_WHAT YOU ARE ASKED TO DO_: What lines of the data below hold the string "format"? Copy each one out.

_THE DATA_:

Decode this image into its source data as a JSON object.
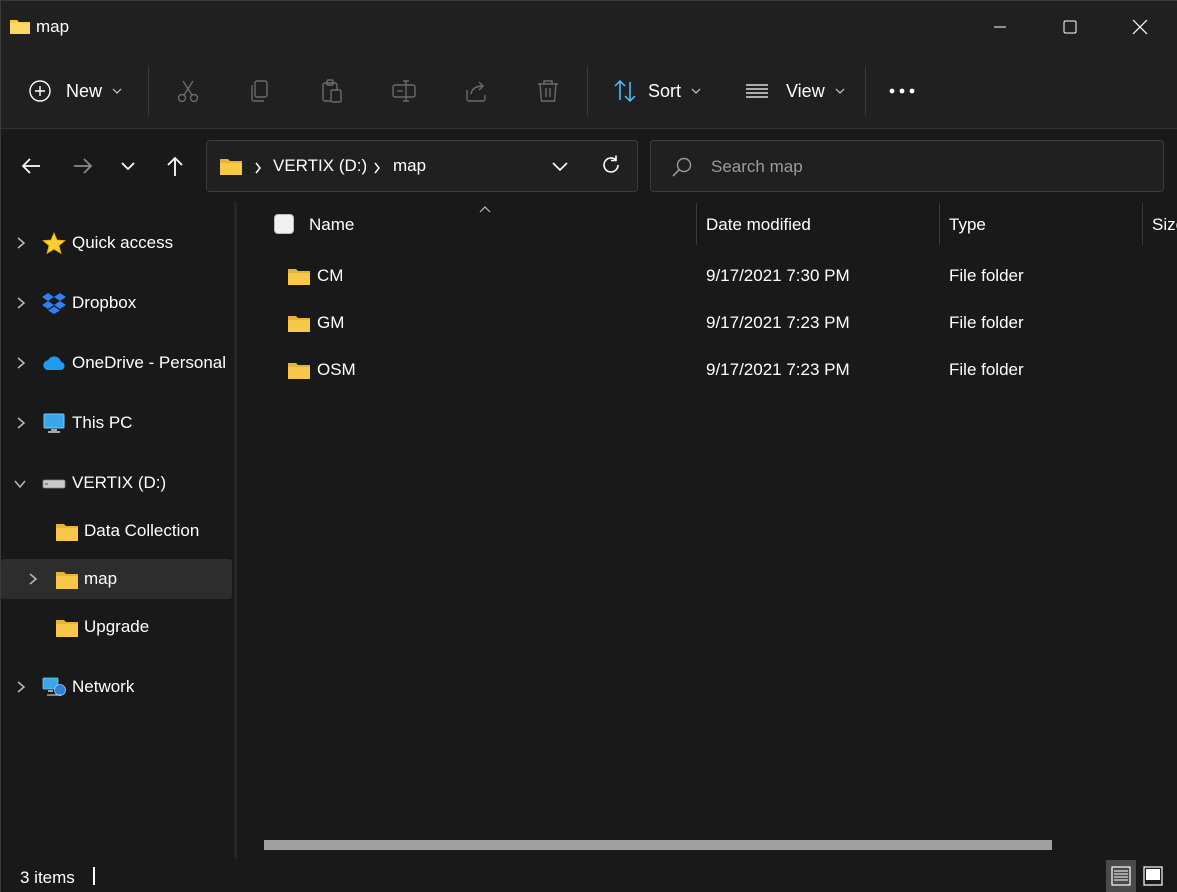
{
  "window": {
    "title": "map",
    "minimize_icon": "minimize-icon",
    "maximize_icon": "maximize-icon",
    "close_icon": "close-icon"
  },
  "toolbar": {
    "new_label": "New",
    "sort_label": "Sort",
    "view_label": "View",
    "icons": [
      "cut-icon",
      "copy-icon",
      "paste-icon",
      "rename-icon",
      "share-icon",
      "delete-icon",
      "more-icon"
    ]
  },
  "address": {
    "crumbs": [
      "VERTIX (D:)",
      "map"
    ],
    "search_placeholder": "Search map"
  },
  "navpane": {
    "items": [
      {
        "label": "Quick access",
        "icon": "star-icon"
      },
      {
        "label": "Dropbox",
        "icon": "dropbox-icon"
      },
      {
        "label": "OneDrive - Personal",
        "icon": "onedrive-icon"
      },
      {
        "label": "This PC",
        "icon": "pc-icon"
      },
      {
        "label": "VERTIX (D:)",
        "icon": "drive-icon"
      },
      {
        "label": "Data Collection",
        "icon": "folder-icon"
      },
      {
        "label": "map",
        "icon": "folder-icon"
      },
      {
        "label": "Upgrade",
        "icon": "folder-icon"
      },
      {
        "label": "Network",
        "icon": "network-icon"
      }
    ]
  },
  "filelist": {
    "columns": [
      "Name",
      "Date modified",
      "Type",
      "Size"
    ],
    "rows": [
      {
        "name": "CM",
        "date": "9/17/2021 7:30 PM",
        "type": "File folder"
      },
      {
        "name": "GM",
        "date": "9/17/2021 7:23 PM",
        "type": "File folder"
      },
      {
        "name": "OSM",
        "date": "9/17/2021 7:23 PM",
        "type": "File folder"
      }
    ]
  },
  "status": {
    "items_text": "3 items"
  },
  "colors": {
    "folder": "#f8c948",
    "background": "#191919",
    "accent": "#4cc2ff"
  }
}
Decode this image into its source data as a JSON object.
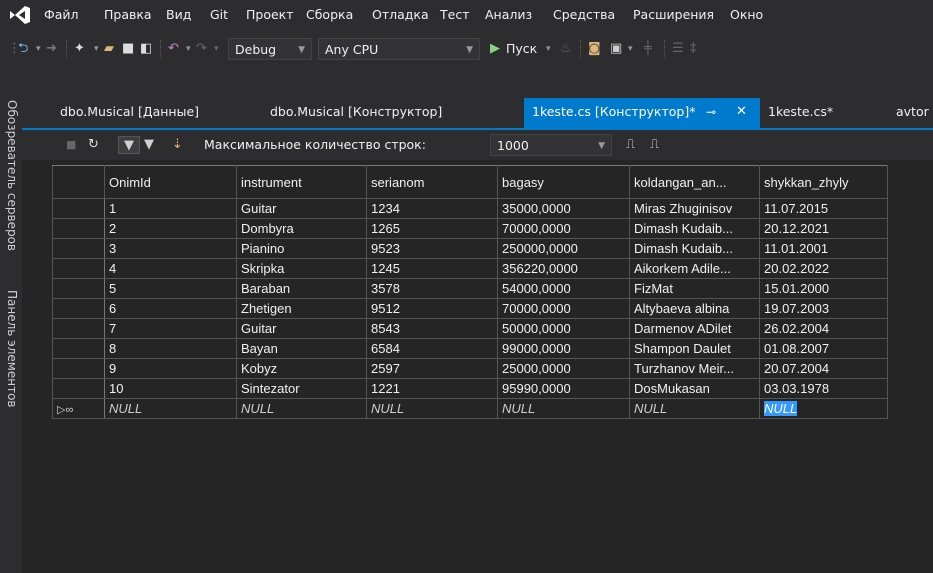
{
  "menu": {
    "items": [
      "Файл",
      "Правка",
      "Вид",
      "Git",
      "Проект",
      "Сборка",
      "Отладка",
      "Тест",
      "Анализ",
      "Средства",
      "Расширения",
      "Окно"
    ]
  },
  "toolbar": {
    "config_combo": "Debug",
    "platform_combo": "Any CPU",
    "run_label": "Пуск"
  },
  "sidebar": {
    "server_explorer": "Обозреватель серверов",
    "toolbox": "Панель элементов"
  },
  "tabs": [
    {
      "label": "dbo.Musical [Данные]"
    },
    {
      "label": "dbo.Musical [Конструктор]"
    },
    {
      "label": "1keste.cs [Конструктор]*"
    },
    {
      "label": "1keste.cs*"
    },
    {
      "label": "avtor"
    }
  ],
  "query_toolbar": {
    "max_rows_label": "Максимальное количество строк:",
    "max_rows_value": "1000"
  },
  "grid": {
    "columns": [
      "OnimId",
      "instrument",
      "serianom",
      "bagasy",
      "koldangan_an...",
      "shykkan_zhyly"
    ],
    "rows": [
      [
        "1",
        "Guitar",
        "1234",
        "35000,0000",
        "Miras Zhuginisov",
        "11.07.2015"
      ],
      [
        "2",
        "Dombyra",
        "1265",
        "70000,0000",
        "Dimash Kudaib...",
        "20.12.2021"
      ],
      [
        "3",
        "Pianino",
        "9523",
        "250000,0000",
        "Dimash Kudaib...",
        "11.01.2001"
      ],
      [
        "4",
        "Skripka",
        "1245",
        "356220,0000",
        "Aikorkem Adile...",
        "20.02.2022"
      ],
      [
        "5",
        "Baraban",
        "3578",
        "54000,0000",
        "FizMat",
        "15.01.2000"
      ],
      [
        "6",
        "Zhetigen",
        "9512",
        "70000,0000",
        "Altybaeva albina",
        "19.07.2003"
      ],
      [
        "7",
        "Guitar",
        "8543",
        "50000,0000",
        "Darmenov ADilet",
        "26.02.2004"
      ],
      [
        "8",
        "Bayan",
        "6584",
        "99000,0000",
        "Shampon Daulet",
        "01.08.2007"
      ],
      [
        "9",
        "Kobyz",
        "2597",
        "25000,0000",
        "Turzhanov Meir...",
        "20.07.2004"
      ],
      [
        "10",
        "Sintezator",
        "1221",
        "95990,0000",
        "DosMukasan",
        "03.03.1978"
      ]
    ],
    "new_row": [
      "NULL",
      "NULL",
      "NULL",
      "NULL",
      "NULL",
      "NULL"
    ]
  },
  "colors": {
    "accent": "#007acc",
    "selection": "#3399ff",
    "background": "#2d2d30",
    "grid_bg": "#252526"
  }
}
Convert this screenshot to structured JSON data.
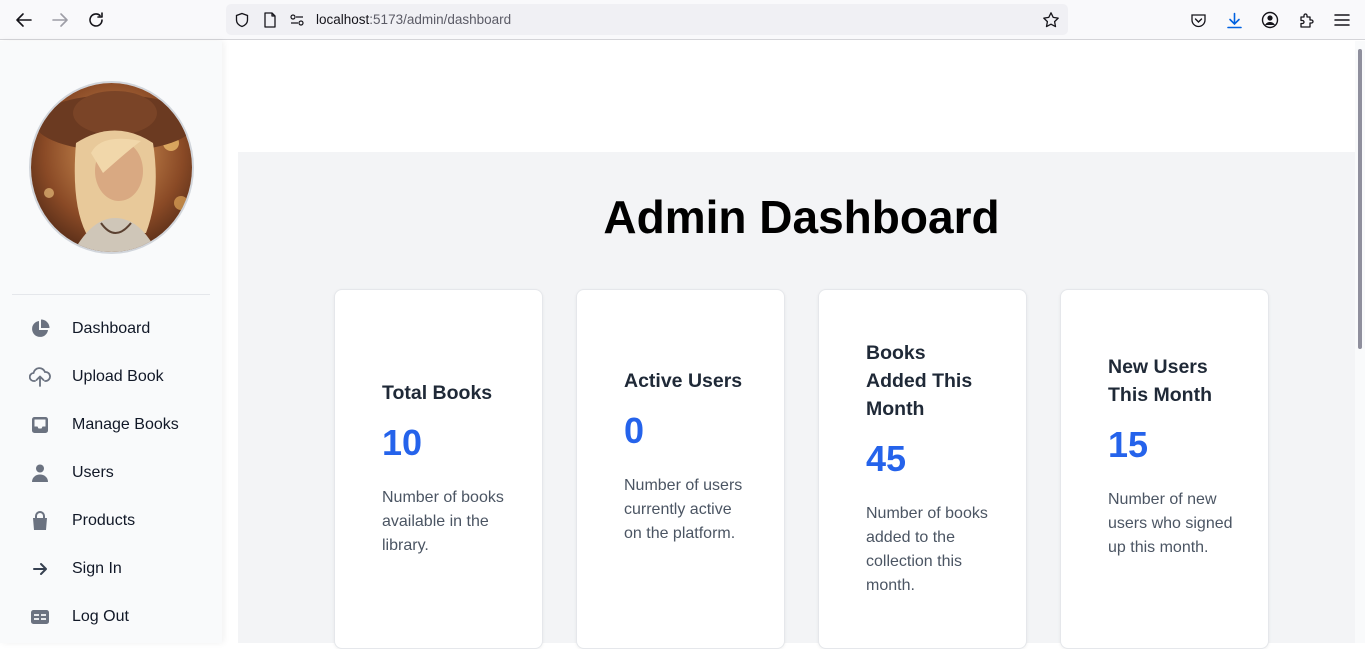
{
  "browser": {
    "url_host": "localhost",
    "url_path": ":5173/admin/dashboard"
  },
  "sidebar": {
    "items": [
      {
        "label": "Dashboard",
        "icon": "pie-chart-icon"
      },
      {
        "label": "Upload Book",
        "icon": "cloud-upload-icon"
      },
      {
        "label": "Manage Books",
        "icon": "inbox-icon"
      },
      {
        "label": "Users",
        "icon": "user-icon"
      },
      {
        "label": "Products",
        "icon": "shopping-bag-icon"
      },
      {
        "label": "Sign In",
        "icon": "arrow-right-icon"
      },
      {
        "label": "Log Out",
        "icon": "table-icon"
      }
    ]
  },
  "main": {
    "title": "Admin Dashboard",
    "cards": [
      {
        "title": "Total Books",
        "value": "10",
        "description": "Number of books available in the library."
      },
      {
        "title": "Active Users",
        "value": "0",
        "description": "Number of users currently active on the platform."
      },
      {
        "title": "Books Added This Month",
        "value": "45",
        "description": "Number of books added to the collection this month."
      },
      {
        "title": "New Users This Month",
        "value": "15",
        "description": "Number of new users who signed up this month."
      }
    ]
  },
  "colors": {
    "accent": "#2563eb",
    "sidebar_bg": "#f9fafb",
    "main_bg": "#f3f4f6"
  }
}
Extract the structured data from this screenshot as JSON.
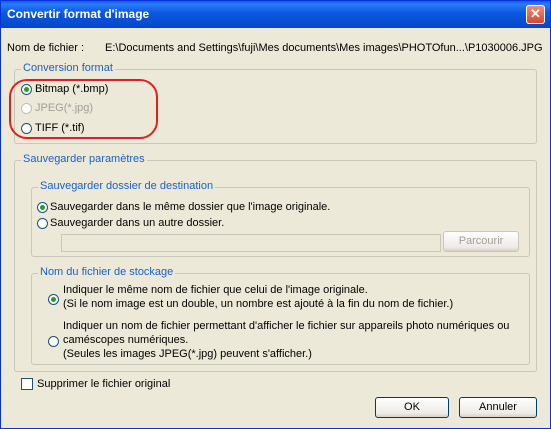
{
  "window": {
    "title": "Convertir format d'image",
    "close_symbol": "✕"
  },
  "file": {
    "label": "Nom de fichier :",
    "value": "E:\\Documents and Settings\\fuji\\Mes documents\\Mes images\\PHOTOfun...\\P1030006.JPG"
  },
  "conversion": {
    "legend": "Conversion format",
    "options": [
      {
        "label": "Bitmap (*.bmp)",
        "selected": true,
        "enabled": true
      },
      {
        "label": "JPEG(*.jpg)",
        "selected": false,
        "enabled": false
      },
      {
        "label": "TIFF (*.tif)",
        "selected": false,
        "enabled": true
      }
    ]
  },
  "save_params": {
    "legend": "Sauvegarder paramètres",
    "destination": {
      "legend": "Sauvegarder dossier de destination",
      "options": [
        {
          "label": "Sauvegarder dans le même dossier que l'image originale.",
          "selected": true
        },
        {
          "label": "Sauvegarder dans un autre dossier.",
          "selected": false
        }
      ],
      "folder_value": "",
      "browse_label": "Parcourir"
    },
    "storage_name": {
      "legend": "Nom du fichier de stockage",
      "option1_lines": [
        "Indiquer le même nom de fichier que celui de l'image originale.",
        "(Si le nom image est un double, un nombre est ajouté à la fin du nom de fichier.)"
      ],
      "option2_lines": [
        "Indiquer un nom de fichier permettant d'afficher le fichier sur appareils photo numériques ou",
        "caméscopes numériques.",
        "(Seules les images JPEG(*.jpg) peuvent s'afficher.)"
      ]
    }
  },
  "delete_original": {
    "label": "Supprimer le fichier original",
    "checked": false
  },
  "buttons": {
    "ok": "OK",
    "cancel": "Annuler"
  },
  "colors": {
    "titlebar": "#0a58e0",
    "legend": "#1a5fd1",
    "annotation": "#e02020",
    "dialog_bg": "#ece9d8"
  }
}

_EXERCISE OUTPUT_:
    "title": "Convertir format d'image",
    "legend": "Conversion format",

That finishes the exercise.